Segment Start: Task input

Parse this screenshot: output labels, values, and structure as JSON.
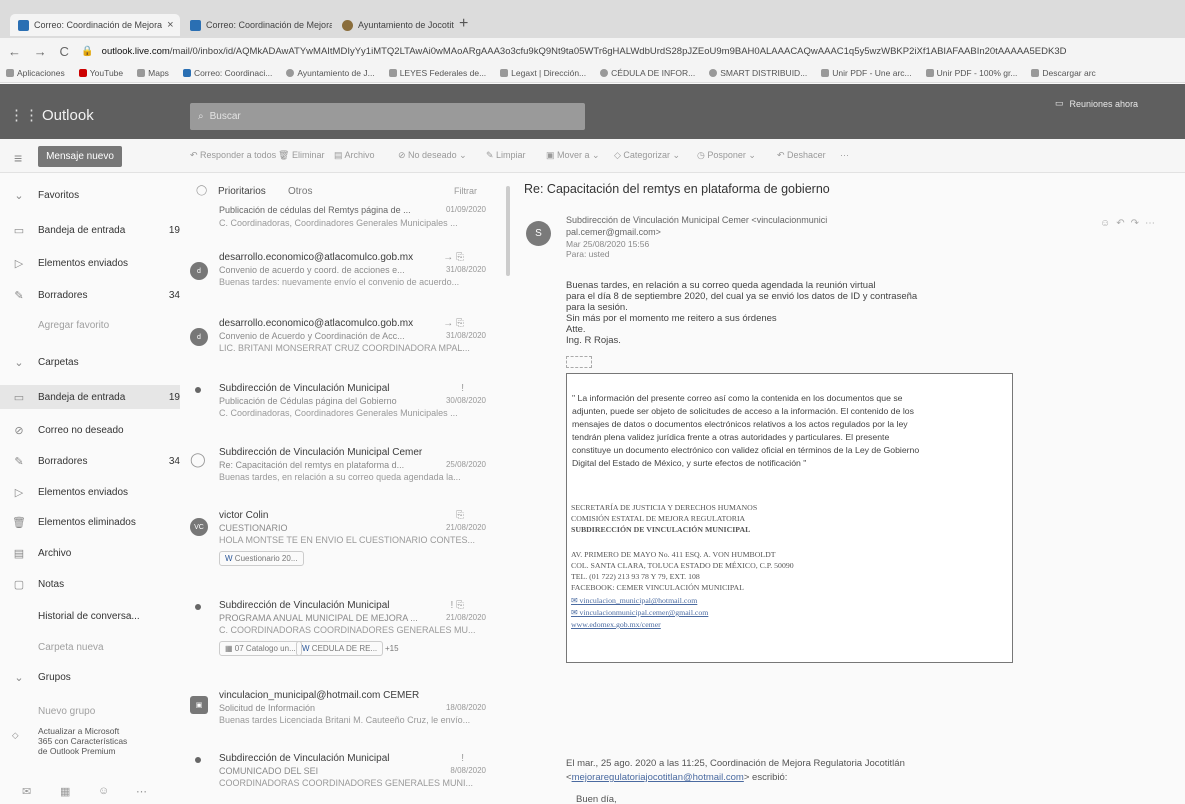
{
  "browser": {
    "tabs": [
      {
        "title": "Correo: Coordinación de Mejora",
        "close": "×"
      },
      {
        "title": "Correo: Coordinación de Mejora",
        "close": "×"
      },
      {
        "title": "Ayuntamiento de Jocotitlán - Ad",
        "close": "×"
      }
    ],
    "new_tab": "+",
    "url_host": "outlook.live.com",
    "url_path": "/mail/0/inbox/id/AQMkADAwATYwMAItMDIyYy1iMTQ2LTAwAi0wMAoARgAAA3o3cfu9kQ9Nt9ta05WTr6gHALWdbUrdS28pJZEoU9m9BAH0ALAAACAQwAAAC1q5y5wzWBKP2iXf1ABIAFAABIn20tAAAAA5EDK3D",
    "bookmarks": [
      "Aplicaciones",
      "YouTube",
      "Maps",
      "Correo: Coordinaci...",
      "Ayuntamiento de J...",
      "LEYES Federales de...",
      "Legaxt | Dirección...",
      "CÉDULA DE INFOR...",
      "SMART DISTRIBUID...",
      "Unir PDF - Une arc...",
      "Unir PDF - 100% gr...",
      "Descargar arc"
    ]
  },
  "outlook": {
    "brand": "Outlook",
    "search_placeholder": "Buscar",
    "try_label": "Reuniones ahora",
    "new_mail": "Mensaje nuevo",
    "commands": [
      "Responder a todos",
      "Eliminar",
      "Archivo",
      "No deseado",
      "Limpiar",
      "Mover a",
      "Categorizar",
      "Posponer",
      "Deshacer",
      "···"
    ]
  },
  "nav": {
    "favorites_header": "Favoritos",
    "favorites": [
      {
        "label": "Bandeja de entrada",
        "count": "19"
      },
      {
        "label": "Elementos enviados",
        "count": ""
      },
      {
        "label": "Borradores",
        "count": "34"
      },
      {
        "label": "Agregar favorito",
        "count": ""
      }
    ],
    "folders_header": "Carpetas",
    "folders": [
      {
        "label": "Bandeja de entrada",
        "count": "19"
      },
      {
        "label": "Correo no deseado",
        "count": ""
      },
      {
        "label": "Borradores",
        "count": "34"
      },
      {
        "label": "Elementos enviados",
        "count": ""
      },
      {
        "label": "Elementos eliminados",
        "count": ""
      },
      {
        "label": "Archivo",
        "count": ""
      },
      {
        "label": "Notas",
        "count": ""
      },
      {
        "label": "Historial de conversa...",
        "count": ""
      },
      {
        "label": "Carpeta nueva",
        "count": ""
      }
    ],
    "groups_header": "Grupos",
    "new_group": "Nuevo grupo",
    "upgrade": [
      "Actualizar a Microsoft",
      "365 con Características",
      "de Outlook Premium"
    ]
  },
  "list": {
    "tab_focused": "Prioritarios",
    "tab_other": "Otros",
    "filter": "Filtrar",
    "messages": [
      {
        "sender": "",
        "subject": "Publicación de cédulas del Remtys página de ...",
        "date": "01/09/2020",
        "preview": "C. Coordinadoras, Coordinadores Generales Municipales ..."
      },
      {
        "sender": "desarrollo.economico@atlacomulco.gob.mx",
        "subject": "Convenio de acuerdo y coord. de acciones e...",
        "date": "31/08/2020",
        "preview": "Buenas tardes: nuevamente envío el convenio de acuerdo..."
      },
      {
        "sender": "desarrollo.economico@atlacomulco.gob.mx",
        "subject": "Convenio de Acuerdo y Coordinación de Acc...",
        "date": "31/08/2020",
        "preview": "LIC. BRITANI MONSERRAT CRUZ COORDINADORA MPAL..."
      },
      {
        "sender": "Subdirección de Vinculación Municipal",
        "subject": "Publicación de Cédulas página del Gobierno",
        "date": "30/08/2020",
        "preview": "C. Coordinadoras, Coordinadores Generales Municipales ..."
      },
      {
        "sender": "Subdirección de Vinculación Municipal Cemer",
        "subject": "Re: Capacitación del remtys en plataforma d...",
        "date": "25/08/2020",
        "preview": "Buenas tardes, en relación a su correo queda agendada la..."
      },
      {
        "sender": "victor Colin",
        "subject": "CUESTIONARIO",
        "date": "21/08/2020",
        "preview": "HOLA MONTSE TE EN ENVIO EL CUESTIONARIO CONTES...",
        "avatar": "VC",
        "chip": "Cuestionario 20..."
      },
      {
        "sender": "Subdirección de Vinculación Municipal",
        "subject": "PROGRAMA ANUAL MUNICIPAL DE MEJORA ...",
        "date": "21/08/2020",
        "preview": "C. COORDINADORAS COORDINADORES GENERALES MU...",
        "chips": [
          "07 Catalogo un...",
          "CEDULA DE RE...",
          "+15"
        ]
      },
      {
        "sender": "vinculacion_municipal@hotmail.com CEMER",
        "subject": "Solicitud de Información",
        "date": "18/08/2020",
        "preview": "Buenas tardes Licenciada Britani M. Cauteeño Cruz, le envío..."
      },
      {
        "sender": "Subdirección de Vinculación Municipal",
        "subject": "COMUNICADO DEL SEI",
        "date": "8/08/2020",
        "preview": "COORDINADORAS COORDINADORES GENERALES MUNI..."
      }
    ]
  },
  "reading": {
    "title": "Re: Capacitación del remtys en plataforma de gobierno",
    "avatar": "S",
    "from": "Subdirección de Vinculación Municipal Cemer <vinculacionmunici",
    "from2": "pal.cemer@gmail.com>",
    "date": "Mar 25/08/2020 15:56",
    "to": "Para: usted",
    "body": [
      "Buenas tardes, en relación a su correo queda agendada la reunión virtual",
      "para el día 8 de septiembre 2020, del cual ya se envió los datos de ID y contraseña",
      "para la sesión.",
      "Sin más por el momento me reitero a sus órdenes",
      "Atte.",
      "Ing. R Rojas."
    ],
    "disclaimer": [
      "\" La información del presente correo así como la contenida en los documentos que se",
      "adjunten, puede ser objeto de solicitudes de acceso a la información. El contenido de los",
      "mensajes de datos o documentos electrónicos relativos a los actos regulados por la ley",
      "tendrán plena validez jurídica frente a otras autoridades y particulares. El presente",
      "constituye un documento electrónico con validez oficial en términos de la Ley de Gobierno",
      "Digital del Estado de México, y surte efectos de notificación \""
    ],
    "sig": [
      "SECRETARÍA DE JUSTICIA Y DERECHOS HUMANOS",
      "COMISIÓN ESTATAL DE MEJORA REGULATORIA",
      "SUBDIRECCIÓN DE VINCULACIÓN MUNICIPAL",
      "AV. PRIMERO DE MAYO No. 411 ESQ. A. VON HUMBOLDT",
      "COL. SANTA CLARA, TOLUCA ESTADO DE MÉXICO, C.P. 50090",
      "TEL. (01 722) 213 93 78 Y 79, EXT. 108",
      "FACEBOOK: CEMER VINCULACIÓN MUNICIPAL"
    ],
    "links": [
      "vinculacion_municipal@hotmail.com",
      "vinculacionmunicipal.cemer@gmail.com",
      "www.edomex.gob.mx/cemer"
    ],
    "reply_header": "El mar., 25 ago. 2020 a las 11:25, Coordinación de Mejora Regulatoria Jocotitlán",
    "reply_email": "mejoraregulatoriajocotitlan@hotmail.com",
    "reply_tail": "escribió:",
    "reply_greet": "Buen día,"
  }
}
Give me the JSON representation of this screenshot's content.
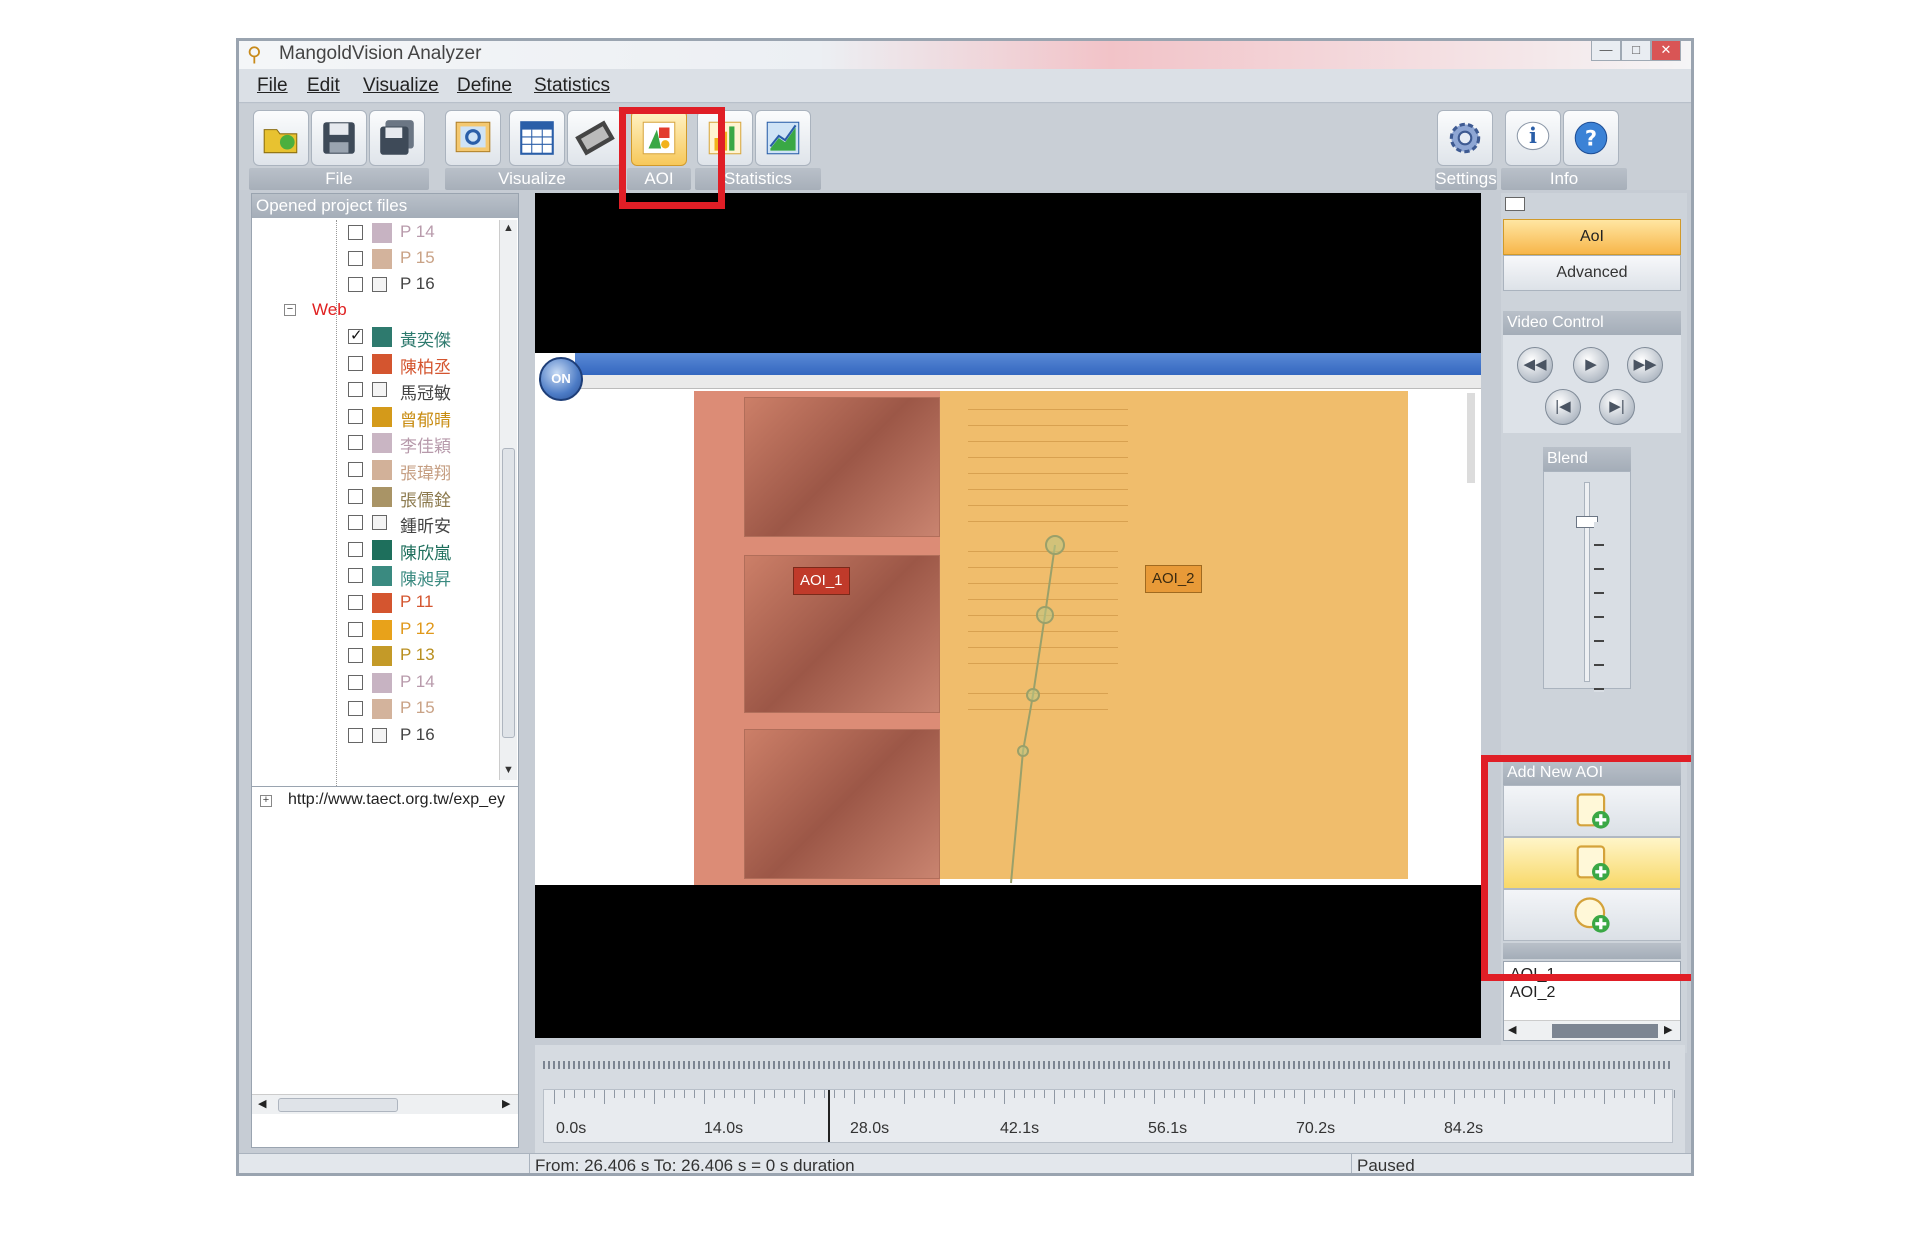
{
  "window": {
    "title": "MangoldVision Analyzer"
  },
  "menu": [
    "File",
    "Edit",
    "Visualize",
    "Define",
    "Statistics"
  ],
  "ribbon": {
    "groups": {
      "file": "File",
      "visualize": "Visualize",
      "aoi": "AOI",
      "statistics": "Statistics",
      "settings": "Settings",
      "info": "Info"
    },
    "buttons": [
      {
        "name": "open-project-icon"
      },
      {
        "name": "save-icon"
      },
      {
        "name": "save-all-icon"
      },
      {
        "name": "preview-icon"
      },
      {
        "name": "grid-view-icon"
      },
      {
        "name": "film-icon"
      },
      {
        "name": "aoi-icon"
      },
      {
        "name": "bar-chart-icon"
      },
      {
        "name": "line-chart-icon"
      },
      {
        "name": "gear-icon"
      },
      {
        "name": "info-icon"
      },
      {
        "name": "help-icon"
      }
    ]
  },
  "project_pane": {
    "header": "Opened project files",
    "group_label": "Web",
    "items_top": [
      {
        "label": "P 14",
        "color": "#c7b3c2",
        "checked": false,
        "text_color": "#b89aab"
      },
      {
        "label": "P 15",
        "color": "#d3b39c",
        "checked": false,
        "text_color": "#c9a286"
      },
      {
        "label": "P 16",
        "color": "",
        "checked": false,
        "text_color": "#444444"
      }
    ],
    "items": [
      {
        "label": "黃奕傑",
        "color": "#2e7a6e",
        "checked": true,
        "text_color": "#2e7a6e"
      },
      {
        "label": "陳柏丞",
        "color": "#d4552f",
        "checked": false,
        "text_color": "#d4552f"
      },
      {
        "label": "馬冠敏",
        "color": "",
        "checked": false,
        "text_color": "#444444"
      },
      {
        "label": "曾郁晴",
        "color": "#d49a1a",
        "checked": false,
        "text_color": "#c88c12"
      },
      {
        "label": "李佳穎",
        "color": "#c9b5c3",
        "checked": false,
        "text_color": "#b79aab"
      },
      {
        "label": "張瑋翔",
        "color": "#d2b199",
        "checked": false,
        "text_color": "#c59e82"
      },
      {
        "label": "張儒銓",
        "color": "#a99466",
        "checked": false,
        "text_color": "#8c7a4e"
      },
      {
        "label": "鍾昕安",
        "color": "",
        "checked": false,
        "text_color": "#444444"
      },
      {
        "label": "陳欣嵐",
        "color": "#1e6f5c",
        "checked": false,
        "text_color": "#1e6f5c"
      },
      {
        "label": "陳昶昇",
        "color": "#3a8a80",
        "checked": false,
        "text_color": "#3a8a80"
      },
      {
        "label": "P 11",
        "color": "#d4552f",
        "checked": false,
        "text_color": "#d4552f"
      },
      {
        "label": "P 12",
        "color": "#e8a21a",
        "checked": false,
        "text_color": "#e0981a"
      },
      {
        "label": "P 13",
        "color": "#c49a28",
        "checked": false,
        "text_color": "#b88e1e"
      },
      {
        "label": "P 14",
        "color": "#c7b3c2",
        "checked": false,
        "text_color": "#b89aab"
      },
      {
        "label": "P 15",
        "color": "#d3b39c",
        "checked": false,
        "text_color": "#c9a286"
      },
      {
        "label": "P 16",
        "color": "",
        "checked": false,
        "text_color": "#444444"
      }
    ],
    "url": "http://www.taect.org.tw/exp_ey"
  },
  "video": {
    "aoi1_label": "AOI_1",
    "aoi2_label": "AOI_2",
    "viewer_icon": "ON"
  },
  "right_panel": {
    "tab_aoi": "AoI",
    "tab_advanced": "Advanced",
    "video_control_header": "Video Control",
    "blend_header": "Blend",
    "add_new_aoi_header": "Add New AOI",
    "aoi_list": [
      "AOI_1",
      "AOI_2"
    ]
  },
  "timeline": {
    "labels": [
      "0.0s",
      "14.0s",
      "28.0s",
      "42.1s",
      "56.1s",
      "70.2s",
      "84.2s"
    ]
  },
  "status": {
    "range": "From: 26.406 s   To: 26.406 s   =   0 s duration",
    "state": "Paused"
  },
  "colors": {
    "highlight": "#e01e26",
    "aoi1": "#dc8c76",
    "aoi2": "#f0bd6c"
  }
}
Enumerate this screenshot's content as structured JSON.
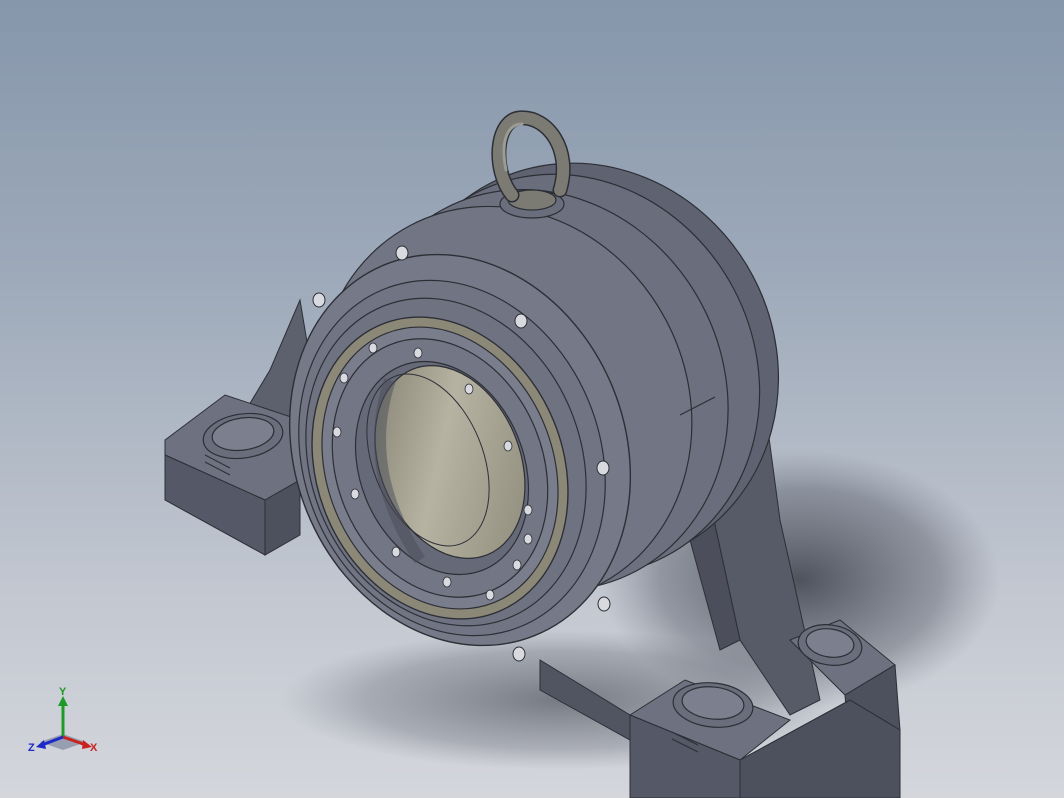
{
  "view": {
    "model_description": "pillow-block-bearing-housing",
    "colors": {
      "background_top": "#8696ab",
      "background_bottom": "#d4d6dc",
      "housing": "#6c6f7e",
      "housing_dark": "#4e505c",
      "bore": "#a7a493",
      "eyebolt": "#7b7a73"
    }
  },
  "triad": {
    "x_label": "X",
    "y_label": "Y",
    "z_label": "Z",
    "x_color": "#c8231e",
    "y_color": "#1e9a28",
    "z_color": "#1e2ac8"
  }
}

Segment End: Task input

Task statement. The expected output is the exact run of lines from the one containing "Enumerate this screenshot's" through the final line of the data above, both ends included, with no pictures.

Answer below.
Enumerate this screenshot's content as structured JSON.
{
  "view": {
    "model_description": "pillow-block-bearing-housing",
    "colors": {
      "background_top": "#8696ab",
      "background_bottom": "#d4d6dc",
      "housing": "#6c6f7e",
      "housing_dark": "#4e505c",
      "bore": "#a7a493",
      "eyebolt": "#7b7a73"
    }
  },
  "triad": {
    "x_label": "X",
    "y_label": "Y",
    "z_label": "Z",
    "x_color": "#c8231e",
    "y_color": "#1e9a28",
    "z_color": "#1e2ac8"
  }
}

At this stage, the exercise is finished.